Grammatico-historical exegesis is a way of summarizing, in short form, an answer to the question, how is meaning to be found in a text? We insist that there is meaning to be found, and we insist that meaning is going to be derived from the text itself. Well, how does that happen? Well, the word "exegesis" is simply a word meaning "to explain, to draw out," and we're drawing out meaning from the text. It's not from the author independently of the text, it's not from the reader independently, or even in conjunction with, the text, but we say the text says something. How is that meaning to be drawn out? Well, grammatico — that captures grammar. We attend very carefully the words. What do those words mean, those words in relationship to one another at the very simplest level, word to word? We call those syntactical relationships. And then we expand, we look at clauses and sentences and paragraphs and much larger units of discourse. Historical means that a text is written at a particular place, at a particular point in time, by a particular author, and meaning has to be understood in the context in that historical context that I've just outlined. So we don't read a text as though a biblical text as though it were published in the USA Today yesterday for a modern American readership. We do insist that the Scripture has something to say to readers in all times and all ages, but it had to have meant something to the original audience. And its words, its meanings, its reference, of course, have to be understood in that historical context. And once we come to terms with the grammar and with the historical context, then we're in a position to say this is what the text means, and then we can make application to contemporary audiences.
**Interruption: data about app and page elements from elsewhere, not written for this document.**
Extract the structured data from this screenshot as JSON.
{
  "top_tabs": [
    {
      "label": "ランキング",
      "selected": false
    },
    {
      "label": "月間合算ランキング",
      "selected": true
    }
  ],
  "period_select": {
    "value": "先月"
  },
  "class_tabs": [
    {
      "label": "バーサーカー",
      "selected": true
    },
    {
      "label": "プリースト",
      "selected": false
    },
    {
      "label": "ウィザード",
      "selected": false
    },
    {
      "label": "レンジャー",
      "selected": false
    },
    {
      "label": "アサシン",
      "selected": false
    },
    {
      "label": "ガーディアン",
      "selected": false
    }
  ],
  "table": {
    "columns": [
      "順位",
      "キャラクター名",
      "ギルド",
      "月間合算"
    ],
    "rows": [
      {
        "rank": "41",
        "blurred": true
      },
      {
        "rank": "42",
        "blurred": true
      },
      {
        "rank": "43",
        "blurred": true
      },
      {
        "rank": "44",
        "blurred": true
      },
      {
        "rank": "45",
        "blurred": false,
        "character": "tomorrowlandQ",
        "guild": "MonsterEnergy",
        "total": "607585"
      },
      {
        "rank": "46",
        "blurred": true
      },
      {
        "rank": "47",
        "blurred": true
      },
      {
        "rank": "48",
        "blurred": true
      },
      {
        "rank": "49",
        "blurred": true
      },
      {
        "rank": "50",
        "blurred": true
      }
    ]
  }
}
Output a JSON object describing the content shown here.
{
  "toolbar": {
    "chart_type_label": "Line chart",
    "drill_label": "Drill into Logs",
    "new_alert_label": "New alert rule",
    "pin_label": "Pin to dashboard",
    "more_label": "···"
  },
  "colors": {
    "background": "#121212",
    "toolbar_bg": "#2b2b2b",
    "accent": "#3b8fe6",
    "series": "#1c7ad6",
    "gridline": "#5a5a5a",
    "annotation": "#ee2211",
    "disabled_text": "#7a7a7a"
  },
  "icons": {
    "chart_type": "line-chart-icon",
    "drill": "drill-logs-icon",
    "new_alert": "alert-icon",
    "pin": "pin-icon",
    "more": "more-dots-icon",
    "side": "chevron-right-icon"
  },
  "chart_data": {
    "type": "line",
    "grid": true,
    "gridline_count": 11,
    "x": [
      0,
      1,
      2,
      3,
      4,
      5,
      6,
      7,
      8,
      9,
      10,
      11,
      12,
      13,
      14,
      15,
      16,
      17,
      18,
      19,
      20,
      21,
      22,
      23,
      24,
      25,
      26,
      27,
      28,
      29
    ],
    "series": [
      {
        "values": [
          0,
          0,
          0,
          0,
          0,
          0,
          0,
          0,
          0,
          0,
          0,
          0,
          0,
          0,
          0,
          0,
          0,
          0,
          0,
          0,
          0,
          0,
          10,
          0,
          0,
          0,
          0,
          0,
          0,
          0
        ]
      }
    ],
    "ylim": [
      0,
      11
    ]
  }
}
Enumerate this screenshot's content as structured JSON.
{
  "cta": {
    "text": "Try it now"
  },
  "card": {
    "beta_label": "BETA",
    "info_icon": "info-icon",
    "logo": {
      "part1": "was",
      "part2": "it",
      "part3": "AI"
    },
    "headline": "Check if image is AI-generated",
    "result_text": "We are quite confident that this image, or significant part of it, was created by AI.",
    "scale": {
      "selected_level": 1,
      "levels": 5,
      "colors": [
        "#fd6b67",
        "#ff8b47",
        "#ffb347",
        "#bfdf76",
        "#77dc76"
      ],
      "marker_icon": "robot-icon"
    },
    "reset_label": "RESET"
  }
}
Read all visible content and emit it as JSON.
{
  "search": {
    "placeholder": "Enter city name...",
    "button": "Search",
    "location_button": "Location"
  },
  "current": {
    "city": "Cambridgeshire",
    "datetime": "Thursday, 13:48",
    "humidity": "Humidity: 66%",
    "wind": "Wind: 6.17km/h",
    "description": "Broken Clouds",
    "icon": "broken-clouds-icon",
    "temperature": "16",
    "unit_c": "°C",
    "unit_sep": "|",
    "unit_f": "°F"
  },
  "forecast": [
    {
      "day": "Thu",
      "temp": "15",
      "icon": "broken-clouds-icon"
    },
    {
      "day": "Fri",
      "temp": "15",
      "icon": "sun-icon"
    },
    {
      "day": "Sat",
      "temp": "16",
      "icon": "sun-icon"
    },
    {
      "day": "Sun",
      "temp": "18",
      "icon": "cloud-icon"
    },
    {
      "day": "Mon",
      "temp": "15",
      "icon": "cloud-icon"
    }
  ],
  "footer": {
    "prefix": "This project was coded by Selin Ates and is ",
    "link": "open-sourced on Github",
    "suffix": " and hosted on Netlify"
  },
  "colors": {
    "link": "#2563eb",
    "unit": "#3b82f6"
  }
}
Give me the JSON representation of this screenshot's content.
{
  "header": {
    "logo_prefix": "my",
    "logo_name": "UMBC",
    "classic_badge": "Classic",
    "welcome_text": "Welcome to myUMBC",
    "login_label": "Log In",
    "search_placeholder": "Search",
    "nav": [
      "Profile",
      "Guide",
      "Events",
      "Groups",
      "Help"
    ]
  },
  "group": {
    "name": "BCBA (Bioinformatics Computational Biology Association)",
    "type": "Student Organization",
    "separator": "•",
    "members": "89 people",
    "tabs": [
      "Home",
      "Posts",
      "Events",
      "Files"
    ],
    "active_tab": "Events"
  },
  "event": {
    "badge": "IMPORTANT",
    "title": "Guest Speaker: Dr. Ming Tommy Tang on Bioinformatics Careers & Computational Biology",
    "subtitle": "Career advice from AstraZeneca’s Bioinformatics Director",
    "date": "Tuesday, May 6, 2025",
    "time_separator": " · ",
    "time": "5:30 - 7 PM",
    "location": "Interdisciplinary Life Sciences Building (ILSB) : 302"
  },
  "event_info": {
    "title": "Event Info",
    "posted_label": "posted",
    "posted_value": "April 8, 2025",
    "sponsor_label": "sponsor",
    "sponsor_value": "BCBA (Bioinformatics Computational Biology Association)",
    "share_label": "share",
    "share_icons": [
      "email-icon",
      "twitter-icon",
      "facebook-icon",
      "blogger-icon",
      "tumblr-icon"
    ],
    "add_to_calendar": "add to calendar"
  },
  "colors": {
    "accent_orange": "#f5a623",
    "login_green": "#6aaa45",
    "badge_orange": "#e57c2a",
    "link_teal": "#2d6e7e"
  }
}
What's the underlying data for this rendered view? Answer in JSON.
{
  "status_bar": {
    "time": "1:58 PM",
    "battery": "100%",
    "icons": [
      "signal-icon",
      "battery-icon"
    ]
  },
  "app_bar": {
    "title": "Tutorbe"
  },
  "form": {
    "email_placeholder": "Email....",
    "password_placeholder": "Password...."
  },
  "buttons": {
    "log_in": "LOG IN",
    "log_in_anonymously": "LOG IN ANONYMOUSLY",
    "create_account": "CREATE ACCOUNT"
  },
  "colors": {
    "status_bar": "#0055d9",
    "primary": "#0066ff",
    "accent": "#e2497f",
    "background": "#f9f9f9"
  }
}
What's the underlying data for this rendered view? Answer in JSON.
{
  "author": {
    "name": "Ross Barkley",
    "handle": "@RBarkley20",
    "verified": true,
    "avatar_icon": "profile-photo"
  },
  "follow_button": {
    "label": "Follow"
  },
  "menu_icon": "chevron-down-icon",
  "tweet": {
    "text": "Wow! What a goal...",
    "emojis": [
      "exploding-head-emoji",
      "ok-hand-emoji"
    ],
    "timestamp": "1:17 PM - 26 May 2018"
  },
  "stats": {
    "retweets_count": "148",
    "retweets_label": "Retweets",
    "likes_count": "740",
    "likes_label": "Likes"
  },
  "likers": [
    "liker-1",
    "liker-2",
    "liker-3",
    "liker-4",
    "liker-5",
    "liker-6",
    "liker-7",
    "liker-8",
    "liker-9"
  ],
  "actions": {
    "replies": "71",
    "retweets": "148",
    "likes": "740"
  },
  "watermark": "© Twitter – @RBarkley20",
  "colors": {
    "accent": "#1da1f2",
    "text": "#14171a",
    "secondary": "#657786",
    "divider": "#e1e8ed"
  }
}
Answer by Dr. Guy Waters

Dr. Guy Waters is the James M. Baird, Jr. Professor of New Testament at Reformed Theological Seminary.